Survivors of the Nazi concentration camp remember its horror, 70 years on
Autumn/winter menswear 2015: The uniforms that make up modern life come to the fore

Autumn/winter menswear 2015

The uniforms that make up modern life come to the fore
'I'm gay, and plan to fight military homophobia'

'I'm gay, and plan to fight military homophobia'

Army general planning to come out
Iraq invasion 2003: The bloody warnings six wise men gave to Tony Blair as he prepared to launch poorly planned campaign

What the six wise men told Tony Blair

Months before the invasion of Iraq in 2003, experts sought to warn the PM about his plans. Here, four of them recall that day
25 years of The Independent on Sunday: The stories, the writers and the changes over the last quarter of a century

25 years of The Independent on Sunday

The stories, the writers and the changes over the last quarter of a century
Homeless Veterans appeal: 'Really caring is a dangerous emotion in this kind of work'

Homeless Veterans appeal

As head of The Soldiers' Charity, Martin Rutledge has to temper compassion with realism. He tells Chris Green how his Army career prepared him
Wu-Tang Clan and The Sexual Objects offer fans a chance to own the only copies of their latest albums

Smash hit go under the hammer

It's nice to pick up a new record once in a while, but the purchasers of two latest releases can go a step further - by buying the only copy
Geeks who rocked the world: Documentary looks back at origins of the computer-games industry

The geeks who rocked the world

A new documentary looks back at origins of the computer-games industry
Belle & Sebastian interview: Stuart Murdoch reveals how the band is taking a new direction

Belle & Sebastian is taking a new direction

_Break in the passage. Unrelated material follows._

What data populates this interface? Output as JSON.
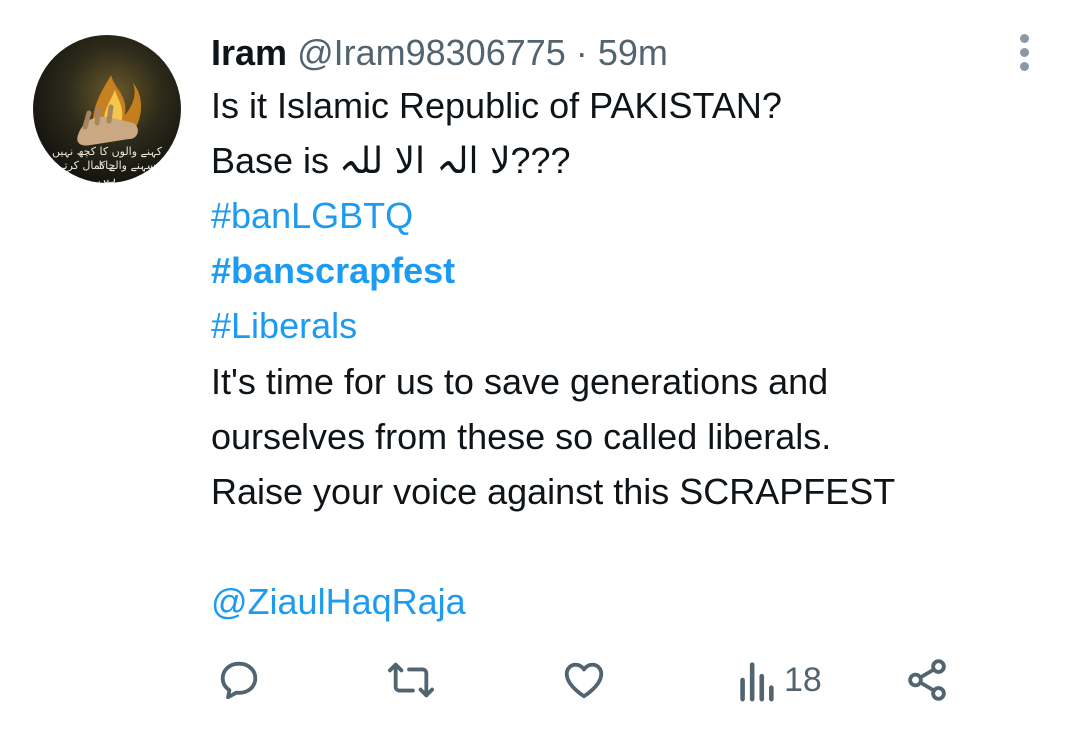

Twenty years ago, Belle & Sebastian was a fey indie band from Glasgow. It still is – except today, as prime mover Stuart Murdoch admits, it has a global cult following, from Hollywood to South Korea
America: Land of the free, home of the political dynasty

America: Land of the free, home of the political dynasty

These days in the US things are pretty much stuck where they are, both in politics and society at large, says Rupert Cornwell
A graphic history of US civil rights – in comic book form

A graphic history of US civil rights – in comic book form

A veteran of the Fifties campaigns is inspiring a new generation of activists
Winston Churchill: the enigma of a British hero

Winston Churchill: the enigma of a British hero

A C Benson called him 'a horrid little fellow', George Orwell would have shot him, but what a giant he seems now, says DJ Taylor
Growing mussels: Precious freshwater shellfish are thriving in a unique green project

Growing mussels

Precious freshwater shellfish are thriving in a unique green project